## Aim of the exercise
Please copy every line from the following entries in which the word "sunrise" appears.

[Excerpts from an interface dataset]

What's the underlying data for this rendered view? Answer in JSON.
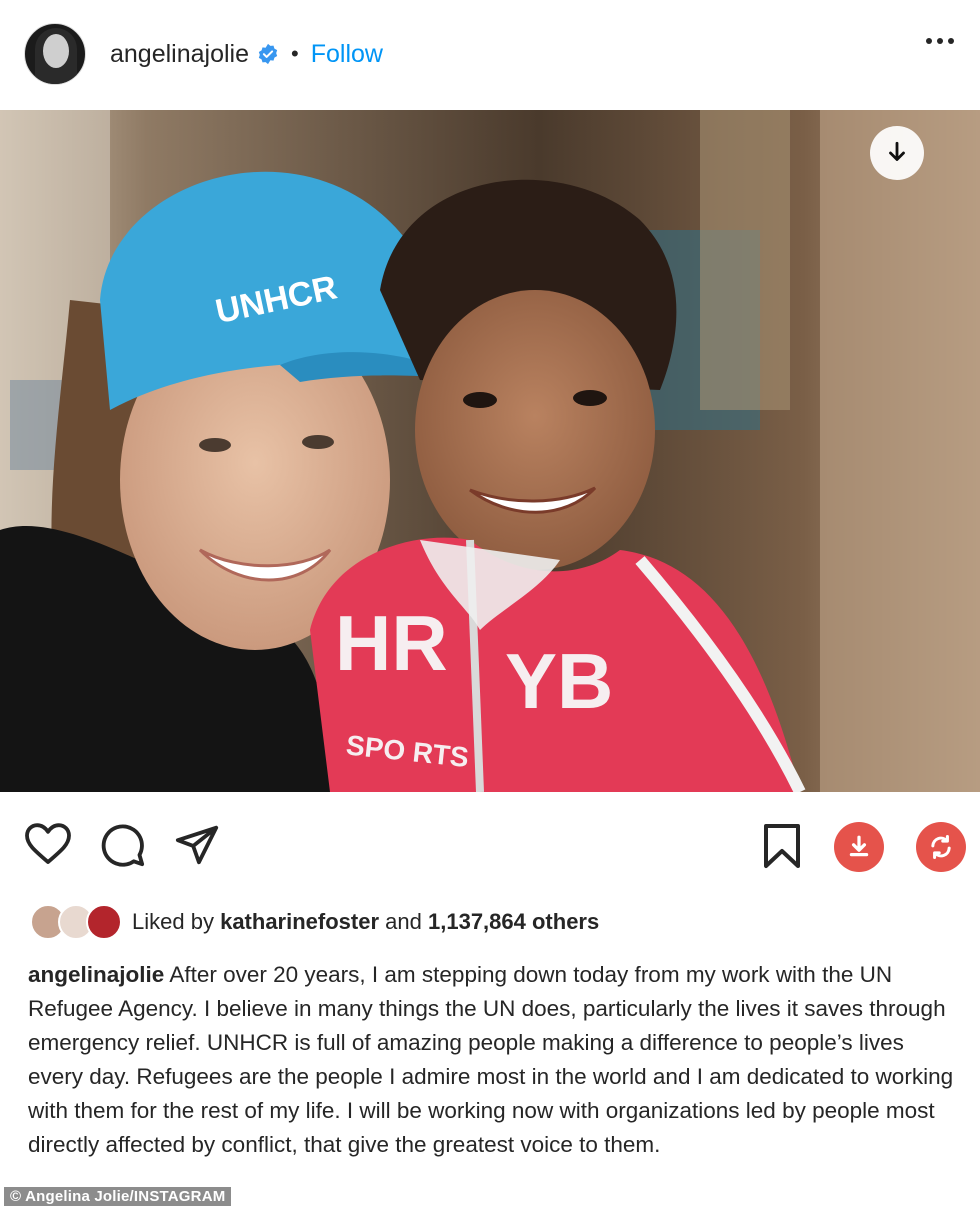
{
  "header": {
    "username": "angelinajolie",
    "separator": "•",
    "follow_label": "Follow"
  },
  "post": {
    "cap_text": "UNHCR",
    "shirt_text_left": "HR",
    "shirt_text_right": "YB",
    "shirt_text_small": "SPO RTS"
  },
  "likes": {
    "prefix": "Liked by",
    "user": "katharinefoster",
    "middle": "and",
    "count": "1,137,864 others"
  },
  "caption": {
    "username": "angelinajolie",
    "text": "After over 20 years, I am stepping down today from my work with the UN Refugee Agency.  I believe in many things the UN does, particularly the lives it saves through emergency relief. UNHCR is full of amazing people making a difference to people’s lives every day. Refugees are the people I admire most in the world and I am dedicated to working with them for the rest of my life. I will be working now with organizations led by people most directly affected by conflict, that give the greatest voice to them."
  },
  "credit": "© Angelina Jolie/INSTAGRAM",
  "colors": {
    "follow": "#0095f6",
    "accent_buttons": "#e5534b",
    "verified": "#3897f0"
  },
  "icons": [
    "more-options-icon",
    "verified-badge-icon",
    "download-icon",
    "heart-icon",
    "comment-icon",
    "share-icon",
    "bookmark-icon",
    "save-download-icon",
    "repost-icon"
  ]
}
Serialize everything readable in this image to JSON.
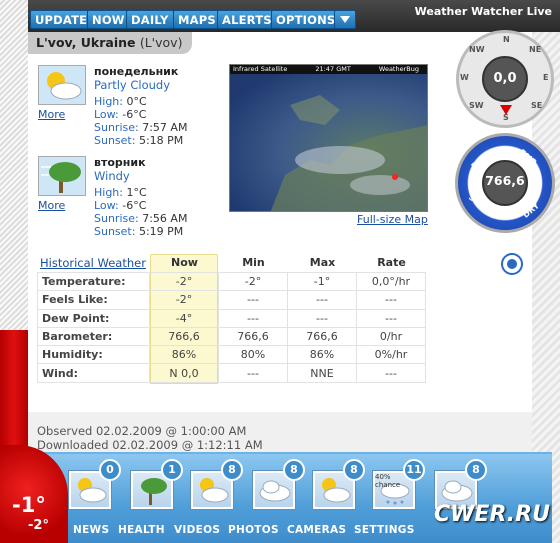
{
  "app": {
    "brand": "Weather Watcher Live",
    "location": "L'vov, Ukraine",
    "location_alt": "(L'vov)"
  },
  "toolbar": [
    "UPDATE",
    "NOW",
    "DAILY",
    "MAPS",
    "ALERTS",
    "OPTIONS"
  ],
  "forecast_days": [
    {
      "name": "понедельник",
      "condition": "Partly Cloudy",
      "high": "0°C",
      "low": "-6°C",
      "sunrise": "7:57 AM",
      "sunset": "5:18 PM",
      "more": "More",
      "icon": "partly-cloudy-icon"
    },
    {
      "name": "вторник",
      "condition": "Windy",
      "high": "1°C",
      "low": "-6°C",
      "sunrise": "7:56 AM",
      "sunset": "5:19 PM",
      "more": "More",
      "icon": "windy-tree-icon"
    }
  ],
  "labels": {
    "high": "High:",
    "low": "Low:",
    "sunrise": "Sunrise:",
    "sunset": "Sunset:"
  },
  "satellite": {
    "title": "Infrared Satellite",
    "time": "21:47 GMT",
    "brand": "WeatherBug",
    "link": "Full-size Map"
  },
  "table": {
    "link": "Historical Weather",
    "headers": [
      "Now",
      "Min",
      "Max",
      "Rate"
    ],
    "rows": [
      {
        "label": "Temperature:",
        "now": "-2°",
        "min": "-2°",
        "max": "-1°",
        "rate": "0,0°/hr"
      },
      {
        "label": "Feels Like:",
        "now": "-2°",
        "min": "---",
        "max": "---",
        "rate": "---"
      },
      {
        "label": "Dew Point:",
        "now": "-4°",
        "min": "---",
        "max": "---",
        "rate": "---"
      },
      {
        "label": "Barometer:",
        "now": "766,6",
        "min": "766,6",
        "max": "766,6",
        "rate": "0/hr"
      },
      {
        "label": "Humidity:",
        "now": "86%",
        "min": "80%",
        "max": "86%",
        "rate": "0%/hr"
      },
      {
        "label": "Wind:",
        "now": "N 0,0",
        "min": "---",
        "max": "NNE",
        "rate": "---"
      }
    ]
  },
  "observed": "Observed 02.02.2009 @ 1:00:00 AM",
  "downloaded": "Downloaded 02.02.2009 @ 1:12:11 AM",
  "compass": {
    "value": "0,0",
    "labels": [
      "N",
      "NE",
      "E",
      "SE",
      "S",
      "SW",
      "W",
      "NW"
    ]
  },
  "barometer": {
    "value": "766,6",
    "labels": [
      "RAIN",
      "FAIR",
      "STORM",
      "DRY"
    ]
  },
  "thermometer": {
    "temp": "-1°",
    "feels": "-2°"
  },
  "forecast_strip": [
    {
      "badge": "0",
      "icon": "partly-cloudy-icon"
    },
    {
      "badge": "1",
      "icon": "windy-tree-icon"
    },
    {
      "badge": "8",
      "icon": "partly-cloudy-icon"
    },
    {
      "badge": "8",
      "icon": "cloudy-icon"
    },
    {
      "badge": "8",
      "icon": "partly-cloudy-icon"
    },
    {
      "badge": "11",
      "icon": "snow-icon",
      "chance": "40% chance"
    },
    {
      "badge": "8",
      "icon": "cloudy-icon"
    }
  ],
  "bottom_nav": [
    "NEWS",
    "HEALTH",
    "VIDEOS",
    "PHOTOS",
    "CAMERAS",
    "SETTINGS"
  ],
  "watermark": "CWER.RU",
  "colors": {
    "accent": "#2a6bbd",
    "thermometer": "#d00000",
    "strip": "#4f9ed8"
  }
}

## Solution
      "sunrise": "7:57 AM",
      "sunrise": "7:56 AM",
    "sunrise": "Sunrise:",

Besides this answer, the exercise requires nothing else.